-- Opening Marker --

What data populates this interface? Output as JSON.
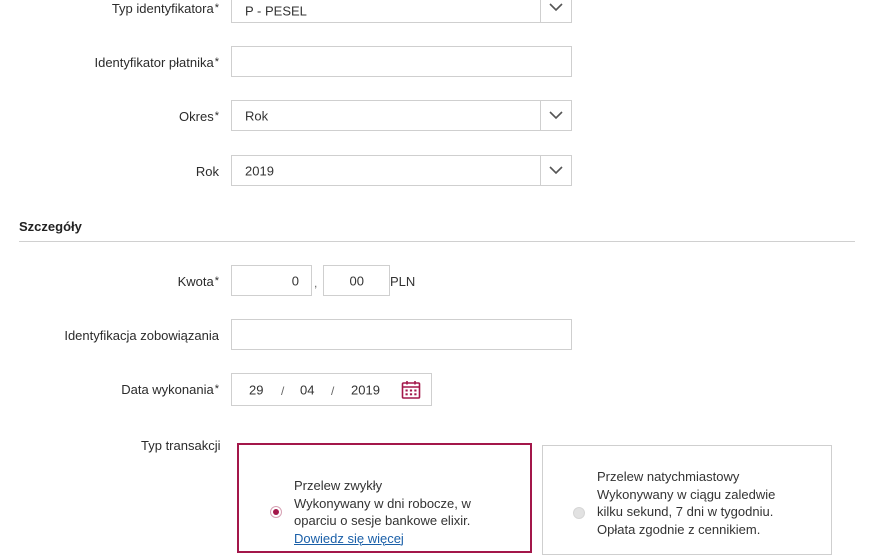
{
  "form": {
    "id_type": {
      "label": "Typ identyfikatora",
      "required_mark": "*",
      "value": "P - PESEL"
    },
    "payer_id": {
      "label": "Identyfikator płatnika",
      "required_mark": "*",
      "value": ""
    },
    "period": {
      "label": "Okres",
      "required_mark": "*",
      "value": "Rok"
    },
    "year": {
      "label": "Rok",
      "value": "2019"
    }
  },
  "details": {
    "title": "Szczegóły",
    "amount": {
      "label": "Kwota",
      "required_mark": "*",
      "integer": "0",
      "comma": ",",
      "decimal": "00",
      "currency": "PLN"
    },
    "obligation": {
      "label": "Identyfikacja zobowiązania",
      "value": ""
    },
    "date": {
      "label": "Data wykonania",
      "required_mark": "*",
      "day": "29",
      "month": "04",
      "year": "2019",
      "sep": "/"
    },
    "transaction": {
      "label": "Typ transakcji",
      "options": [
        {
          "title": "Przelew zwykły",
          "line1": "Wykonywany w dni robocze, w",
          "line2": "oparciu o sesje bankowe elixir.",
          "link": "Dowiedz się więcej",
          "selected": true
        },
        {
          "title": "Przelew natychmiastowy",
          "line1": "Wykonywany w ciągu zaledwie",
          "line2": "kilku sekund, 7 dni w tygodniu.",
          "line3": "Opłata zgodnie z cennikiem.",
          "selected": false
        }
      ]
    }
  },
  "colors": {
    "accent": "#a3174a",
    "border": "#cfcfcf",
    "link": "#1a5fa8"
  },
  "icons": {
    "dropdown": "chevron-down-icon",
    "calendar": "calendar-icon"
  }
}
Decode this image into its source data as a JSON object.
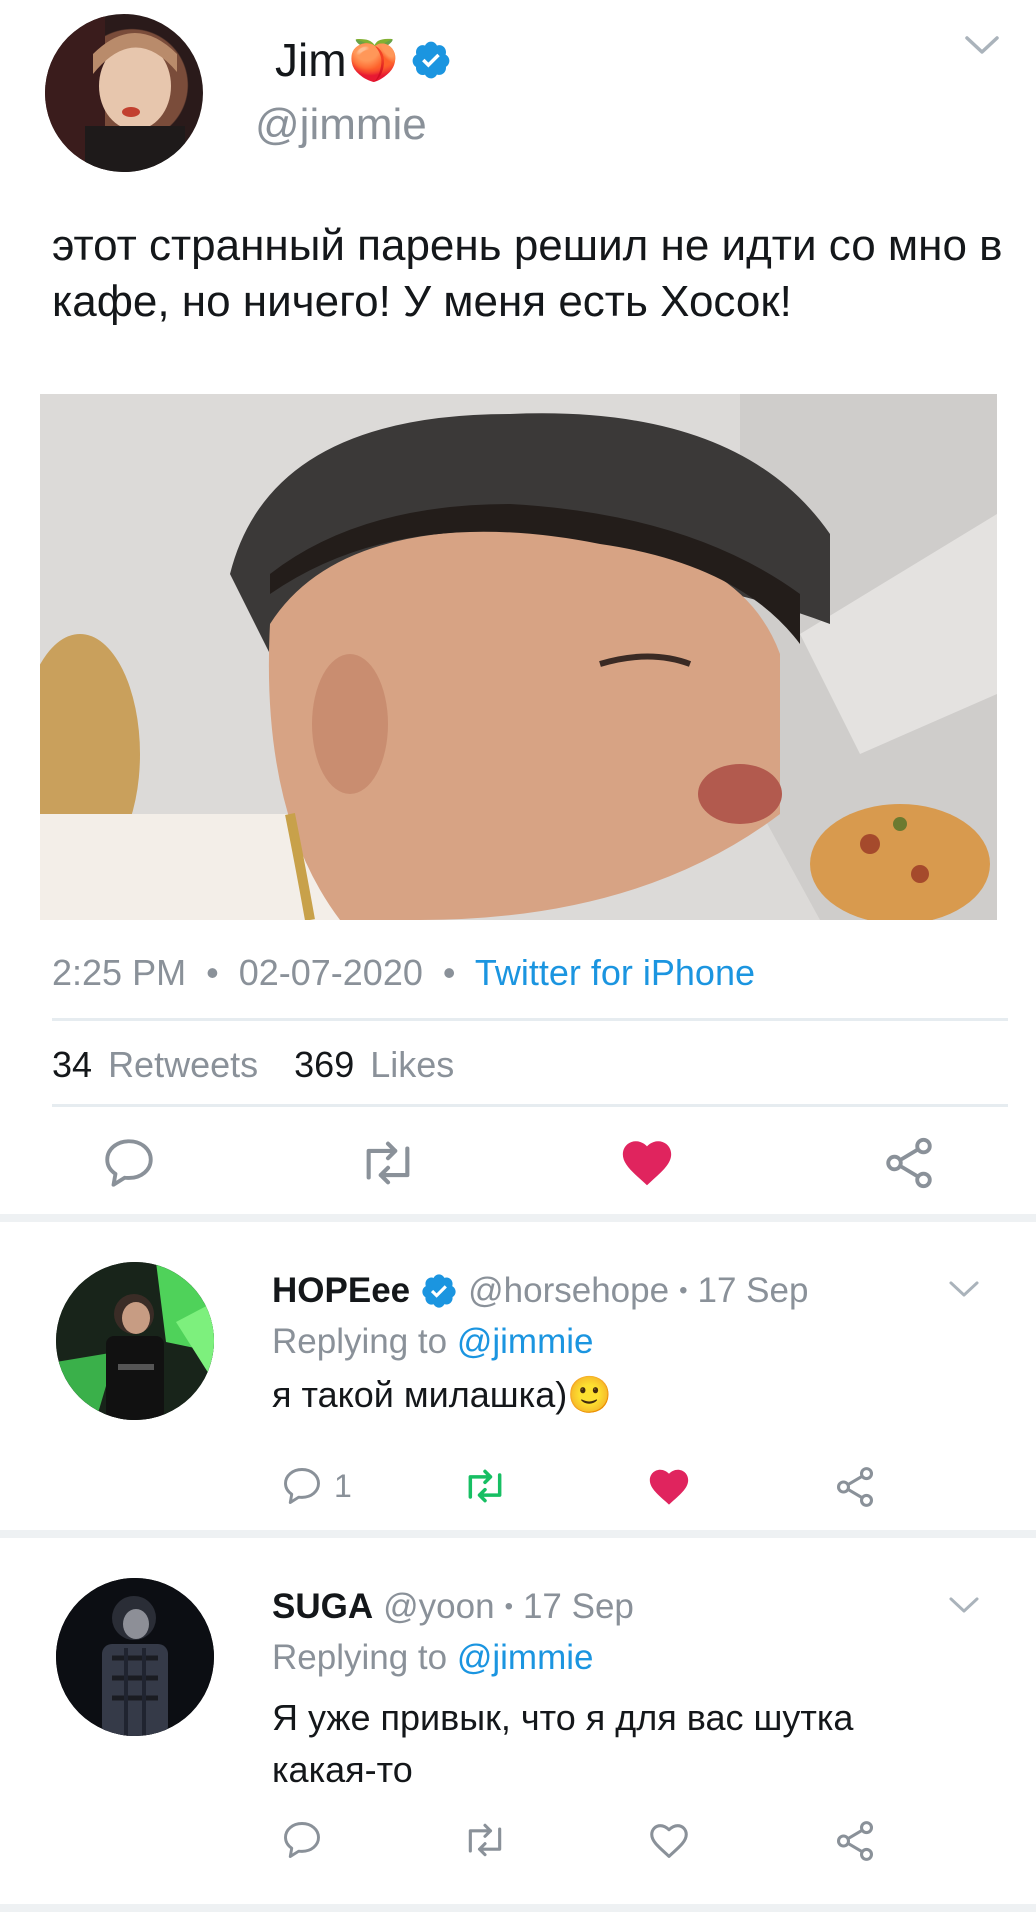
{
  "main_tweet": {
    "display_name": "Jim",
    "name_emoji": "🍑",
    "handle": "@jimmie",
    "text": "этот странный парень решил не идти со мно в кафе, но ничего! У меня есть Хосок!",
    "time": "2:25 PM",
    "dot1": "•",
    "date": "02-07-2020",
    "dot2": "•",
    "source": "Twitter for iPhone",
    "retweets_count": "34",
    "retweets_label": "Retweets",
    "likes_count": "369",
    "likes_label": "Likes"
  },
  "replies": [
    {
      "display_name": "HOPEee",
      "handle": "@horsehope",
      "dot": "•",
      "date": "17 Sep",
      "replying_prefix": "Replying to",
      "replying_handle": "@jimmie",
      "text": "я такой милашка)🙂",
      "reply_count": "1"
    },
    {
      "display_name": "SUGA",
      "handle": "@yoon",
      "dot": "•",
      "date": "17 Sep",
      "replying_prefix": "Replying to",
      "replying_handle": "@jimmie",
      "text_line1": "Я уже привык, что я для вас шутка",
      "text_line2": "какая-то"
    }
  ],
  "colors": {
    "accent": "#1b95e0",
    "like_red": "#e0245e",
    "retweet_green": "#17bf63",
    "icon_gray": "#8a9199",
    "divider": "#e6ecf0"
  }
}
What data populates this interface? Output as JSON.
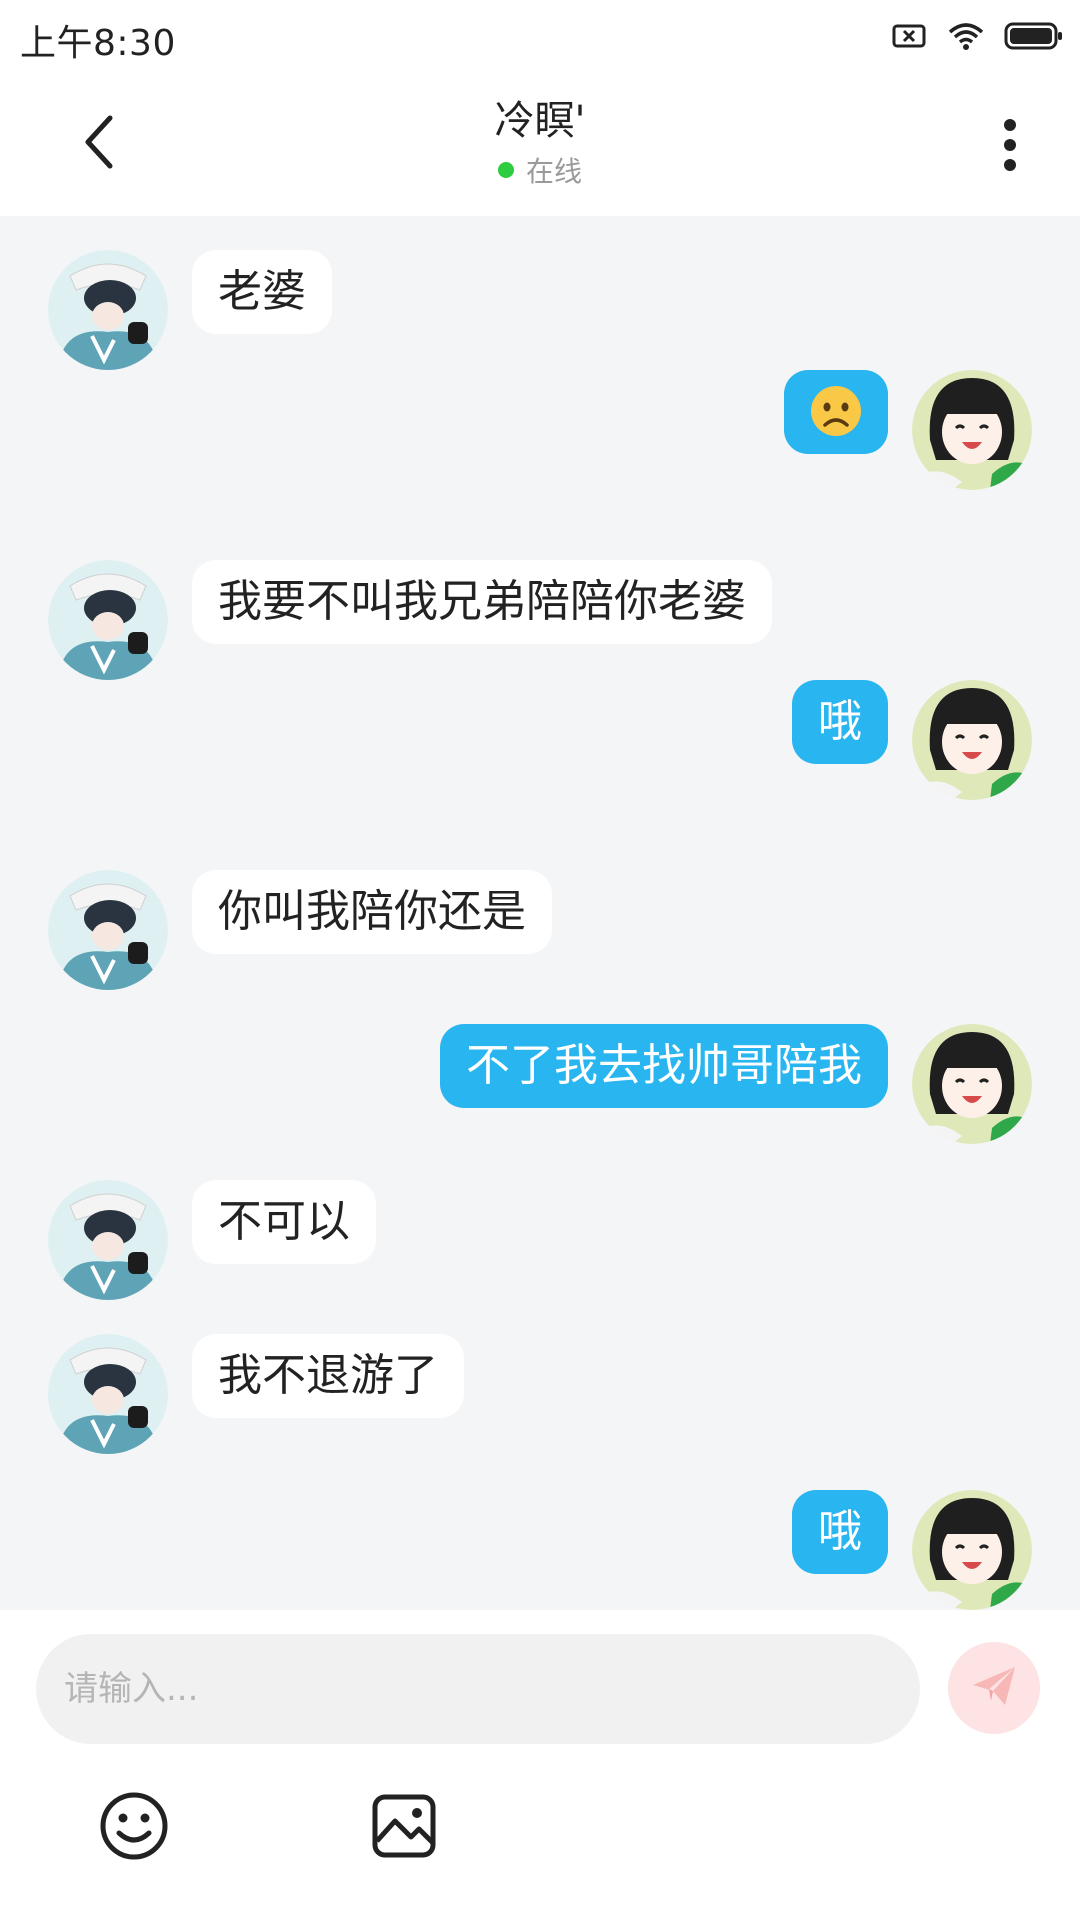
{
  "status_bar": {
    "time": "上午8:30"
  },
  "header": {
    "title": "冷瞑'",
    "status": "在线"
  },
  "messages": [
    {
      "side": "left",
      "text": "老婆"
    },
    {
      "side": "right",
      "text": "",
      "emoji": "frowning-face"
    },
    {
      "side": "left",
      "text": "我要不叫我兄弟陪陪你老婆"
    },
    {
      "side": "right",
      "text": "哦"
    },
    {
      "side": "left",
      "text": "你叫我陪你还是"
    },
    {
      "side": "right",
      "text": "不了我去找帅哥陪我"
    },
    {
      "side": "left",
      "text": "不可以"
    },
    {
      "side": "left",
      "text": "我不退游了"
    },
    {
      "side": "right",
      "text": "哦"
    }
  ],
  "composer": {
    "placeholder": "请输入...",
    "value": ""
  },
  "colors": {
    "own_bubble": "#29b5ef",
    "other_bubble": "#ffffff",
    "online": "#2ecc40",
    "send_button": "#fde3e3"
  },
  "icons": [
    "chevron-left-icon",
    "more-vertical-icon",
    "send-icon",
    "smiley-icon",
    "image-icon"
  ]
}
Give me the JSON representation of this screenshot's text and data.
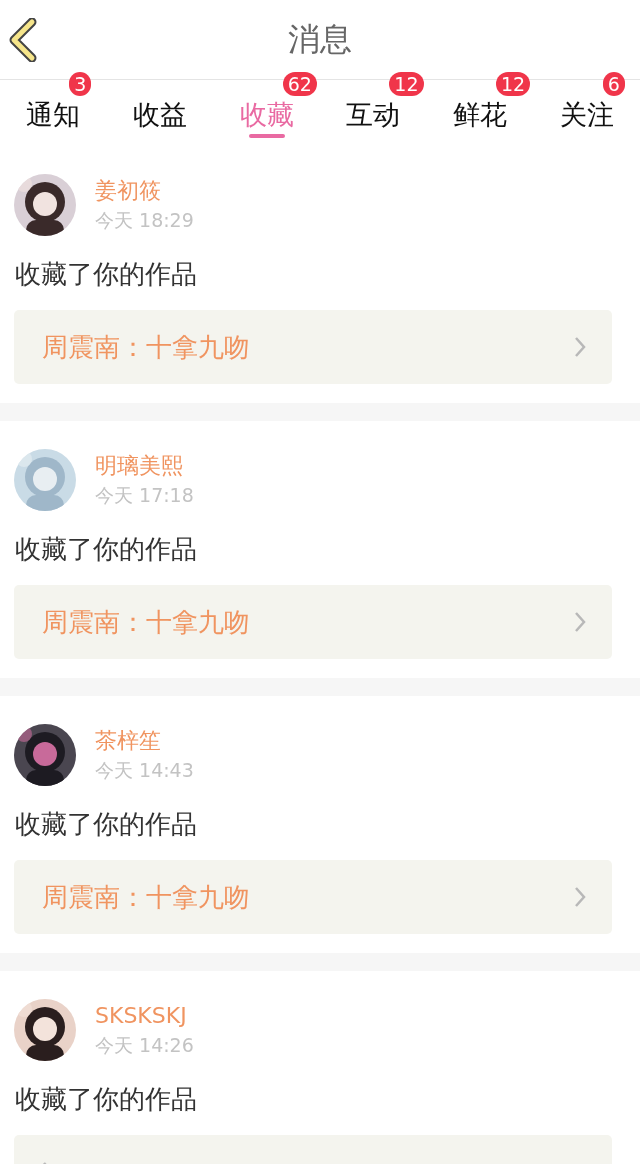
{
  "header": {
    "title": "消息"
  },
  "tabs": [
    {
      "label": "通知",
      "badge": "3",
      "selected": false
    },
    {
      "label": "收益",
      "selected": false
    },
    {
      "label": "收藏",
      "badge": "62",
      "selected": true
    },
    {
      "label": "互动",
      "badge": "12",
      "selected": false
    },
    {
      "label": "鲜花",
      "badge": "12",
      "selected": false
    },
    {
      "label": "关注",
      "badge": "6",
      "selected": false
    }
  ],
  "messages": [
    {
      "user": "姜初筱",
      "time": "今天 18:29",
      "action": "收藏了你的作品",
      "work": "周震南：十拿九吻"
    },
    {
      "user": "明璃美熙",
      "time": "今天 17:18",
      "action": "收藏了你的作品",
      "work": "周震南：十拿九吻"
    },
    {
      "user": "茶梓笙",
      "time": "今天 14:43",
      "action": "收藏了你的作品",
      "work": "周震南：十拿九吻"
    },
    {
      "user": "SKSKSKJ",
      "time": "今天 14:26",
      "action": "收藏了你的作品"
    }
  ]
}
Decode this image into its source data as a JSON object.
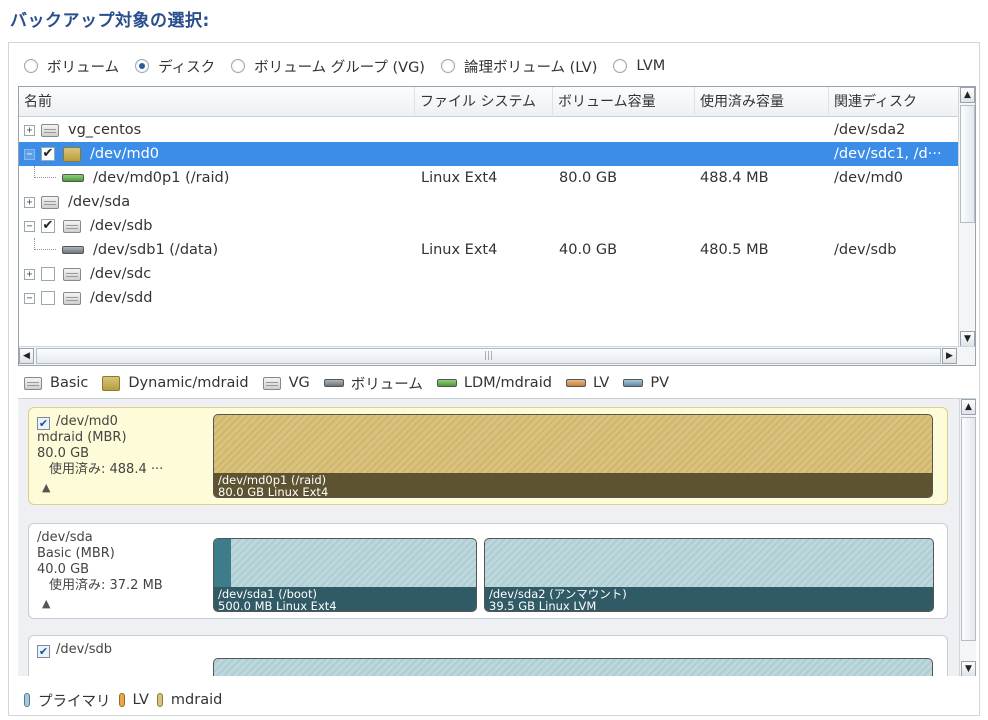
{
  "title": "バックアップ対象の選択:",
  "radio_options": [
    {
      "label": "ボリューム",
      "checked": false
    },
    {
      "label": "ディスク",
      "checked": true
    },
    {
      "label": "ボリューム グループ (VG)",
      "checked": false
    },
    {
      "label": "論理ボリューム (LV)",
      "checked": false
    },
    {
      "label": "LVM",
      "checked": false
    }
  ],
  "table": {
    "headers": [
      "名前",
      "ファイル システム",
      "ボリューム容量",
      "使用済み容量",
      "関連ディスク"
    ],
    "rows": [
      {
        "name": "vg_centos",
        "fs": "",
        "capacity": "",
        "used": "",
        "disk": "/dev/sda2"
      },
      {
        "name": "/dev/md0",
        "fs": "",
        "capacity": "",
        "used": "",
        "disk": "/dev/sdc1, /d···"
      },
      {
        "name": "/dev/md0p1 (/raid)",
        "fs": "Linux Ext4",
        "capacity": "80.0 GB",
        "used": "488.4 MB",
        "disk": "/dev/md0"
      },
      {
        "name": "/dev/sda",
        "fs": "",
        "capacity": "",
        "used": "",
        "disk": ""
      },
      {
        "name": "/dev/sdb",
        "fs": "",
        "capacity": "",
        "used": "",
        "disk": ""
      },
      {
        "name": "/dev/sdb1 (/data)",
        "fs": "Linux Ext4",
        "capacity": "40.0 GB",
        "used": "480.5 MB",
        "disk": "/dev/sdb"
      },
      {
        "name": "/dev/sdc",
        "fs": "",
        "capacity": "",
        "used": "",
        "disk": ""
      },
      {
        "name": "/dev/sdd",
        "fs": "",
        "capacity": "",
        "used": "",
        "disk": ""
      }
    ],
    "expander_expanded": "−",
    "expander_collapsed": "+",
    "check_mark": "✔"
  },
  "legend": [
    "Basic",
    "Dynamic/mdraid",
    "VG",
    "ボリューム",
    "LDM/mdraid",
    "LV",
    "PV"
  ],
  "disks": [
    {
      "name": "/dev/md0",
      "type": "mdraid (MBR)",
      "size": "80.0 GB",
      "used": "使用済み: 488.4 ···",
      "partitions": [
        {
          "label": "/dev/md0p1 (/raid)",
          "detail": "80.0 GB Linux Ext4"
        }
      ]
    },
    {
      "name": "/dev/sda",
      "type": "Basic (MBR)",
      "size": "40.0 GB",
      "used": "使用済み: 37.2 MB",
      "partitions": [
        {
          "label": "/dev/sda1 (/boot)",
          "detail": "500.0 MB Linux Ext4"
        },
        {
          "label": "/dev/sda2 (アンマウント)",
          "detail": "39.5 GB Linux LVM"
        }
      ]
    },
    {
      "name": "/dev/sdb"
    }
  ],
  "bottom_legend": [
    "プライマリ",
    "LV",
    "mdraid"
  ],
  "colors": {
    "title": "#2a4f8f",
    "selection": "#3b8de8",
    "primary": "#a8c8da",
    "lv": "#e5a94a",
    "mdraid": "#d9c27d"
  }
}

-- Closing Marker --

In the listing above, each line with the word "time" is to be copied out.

    "time": "2:25 PM",
    "time": "上午8:30"
      "time": "今天 18:29",
      "time": "今天 17:18",
      "time": "今天 14:43",
      "time": "今天 14:26",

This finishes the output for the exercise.